I’ve done a lot of research and planning to ensure that I give my children the best education I can, but with the passage in the Utah State House of Representative Draxler’s Mining literacy bill today, I’m concerned that there might be a major gap in my kids’ education. The bill allocates money (from a fund paid for by the oil and gas industry for reclaiming abandoned wells) to develop curriculum explaining the positive side of the oil and gas industry.
From the article linked above:
“The critical reason [for the bill] is balance,” Draxler told TPM in an interview. “I believe that the development of natural resources sometimes gets an unjust black eye.”
“They are being taught a lot about recycling and conservation and global warming,” he said, adding that he did not oppose students learning about those things. “But very few of them know about the petroleum industry and the mining industry.”
Shoot, I teach my kids about recycling and the benefits of car-light travel, but what about the relatively tiny environmental impact of drilling an oil well or mining coal through mountaintop removal? They’re only hearing the bad parts, especially with the media going on and on about the oil spill in the Gulf of Mexico (not to mention the two oil spills we’ve had here in Salt Lake in the past year). Where’s the balance?
I’m going to try to get some industry-funded curriculum about the environmental impacts of mining for our homeschool. Maybe I can even attend a workshop to help me better teach the subject, like Draxler wants to have available for public school teachers.
While I’m at it, I’m going to have Nestle USA give us information about fighting childhood obesity for our nutrition curriculum. With products ranging from artificial baby milk to frozen pizza to non-dairy creamer, Nestle is a company that knows about obesity.
I wonder if I can get someone in the auto industry to develop curriculum about the benefits of individual automobile travel compared to taking public transportation.

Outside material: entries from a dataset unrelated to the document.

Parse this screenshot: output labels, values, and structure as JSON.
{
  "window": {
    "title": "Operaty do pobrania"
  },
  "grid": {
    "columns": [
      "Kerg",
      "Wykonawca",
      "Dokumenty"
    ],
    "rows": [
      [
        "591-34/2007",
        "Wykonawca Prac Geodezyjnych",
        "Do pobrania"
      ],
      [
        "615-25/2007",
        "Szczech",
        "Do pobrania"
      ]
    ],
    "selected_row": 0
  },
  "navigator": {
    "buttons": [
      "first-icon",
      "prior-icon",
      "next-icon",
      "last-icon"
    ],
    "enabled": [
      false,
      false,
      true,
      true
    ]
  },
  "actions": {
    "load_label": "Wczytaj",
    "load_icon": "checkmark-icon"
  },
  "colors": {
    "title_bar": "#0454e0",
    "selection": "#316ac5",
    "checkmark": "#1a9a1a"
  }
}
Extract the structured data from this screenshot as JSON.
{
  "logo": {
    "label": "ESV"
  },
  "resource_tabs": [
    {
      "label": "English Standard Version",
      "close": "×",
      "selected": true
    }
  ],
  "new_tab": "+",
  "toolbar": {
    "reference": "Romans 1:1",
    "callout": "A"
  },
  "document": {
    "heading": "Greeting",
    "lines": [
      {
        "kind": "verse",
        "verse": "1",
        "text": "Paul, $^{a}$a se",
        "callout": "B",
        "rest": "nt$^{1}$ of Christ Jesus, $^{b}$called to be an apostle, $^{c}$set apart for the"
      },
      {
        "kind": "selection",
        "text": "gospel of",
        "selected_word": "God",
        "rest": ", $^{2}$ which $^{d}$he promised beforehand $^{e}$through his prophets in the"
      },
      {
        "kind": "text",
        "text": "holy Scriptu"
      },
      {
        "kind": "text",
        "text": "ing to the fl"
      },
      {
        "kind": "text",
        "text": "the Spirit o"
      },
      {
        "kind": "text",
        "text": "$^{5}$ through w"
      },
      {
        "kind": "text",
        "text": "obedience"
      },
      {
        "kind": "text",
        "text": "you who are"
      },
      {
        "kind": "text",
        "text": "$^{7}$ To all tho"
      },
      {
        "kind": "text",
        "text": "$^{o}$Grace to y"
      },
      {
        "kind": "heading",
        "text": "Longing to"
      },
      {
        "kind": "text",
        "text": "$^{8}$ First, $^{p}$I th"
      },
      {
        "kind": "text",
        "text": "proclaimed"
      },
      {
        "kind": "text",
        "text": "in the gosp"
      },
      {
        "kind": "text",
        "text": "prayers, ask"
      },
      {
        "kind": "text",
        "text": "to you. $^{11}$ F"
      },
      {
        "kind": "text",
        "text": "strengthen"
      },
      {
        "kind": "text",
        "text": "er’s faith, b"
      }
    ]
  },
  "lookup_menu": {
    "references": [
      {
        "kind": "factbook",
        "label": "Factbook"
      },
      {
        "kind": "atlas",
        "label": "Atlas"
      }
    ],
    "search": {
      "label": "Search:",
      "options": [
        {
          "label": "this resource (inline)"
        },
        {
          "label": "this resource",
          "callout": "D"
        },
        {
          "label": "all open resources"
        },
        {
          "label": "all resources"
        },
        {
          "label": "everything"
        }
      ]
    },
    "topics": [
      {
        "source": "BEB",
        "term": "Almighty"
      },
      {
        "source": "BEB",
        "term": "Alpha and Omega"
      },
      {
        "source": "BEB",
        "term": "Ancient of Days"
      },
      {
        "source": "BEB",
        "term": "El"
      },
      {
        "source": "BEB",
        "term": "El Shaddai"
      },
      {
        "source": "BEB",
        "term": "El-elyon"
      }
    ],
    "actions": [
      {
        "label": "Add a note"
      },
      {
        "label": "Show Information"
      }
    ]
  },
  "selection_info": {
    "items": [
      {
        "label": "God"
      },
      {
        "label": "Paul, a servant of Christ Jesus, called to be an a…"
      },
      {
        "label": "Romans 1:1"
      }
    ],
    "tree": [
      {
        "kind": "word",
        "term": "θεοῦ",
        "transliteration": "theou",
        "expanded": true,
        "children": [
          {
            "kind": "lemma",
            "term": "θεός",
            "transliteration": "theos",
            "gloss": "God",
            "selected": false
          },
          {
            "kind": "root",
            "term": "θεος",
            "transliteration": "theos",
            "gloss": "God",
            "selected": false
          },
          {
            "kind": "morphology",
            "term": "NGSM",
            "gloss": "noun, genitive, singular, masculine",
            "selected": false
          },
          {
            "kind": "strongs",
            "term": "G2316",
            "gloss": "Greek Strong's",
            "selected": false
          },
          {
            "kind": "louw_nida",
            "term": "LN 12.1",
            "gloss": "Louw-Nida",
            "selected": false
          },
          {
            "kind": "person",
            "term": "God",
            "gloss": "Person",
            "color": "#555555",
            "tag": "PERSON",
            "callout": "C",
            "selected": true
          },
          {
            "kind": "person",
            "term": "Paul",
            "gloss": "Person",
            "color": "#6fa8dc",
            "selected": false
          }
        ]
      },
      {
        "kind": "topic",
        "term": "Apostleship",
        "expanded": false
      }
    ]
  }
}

Choosing to homeschool my children has put them at a decided disadvantage academically, but with a little effort, I think I can give them the same high-quality education they would otherwise receive from our public schools.
Now to order the Coke machine for in our kitchen.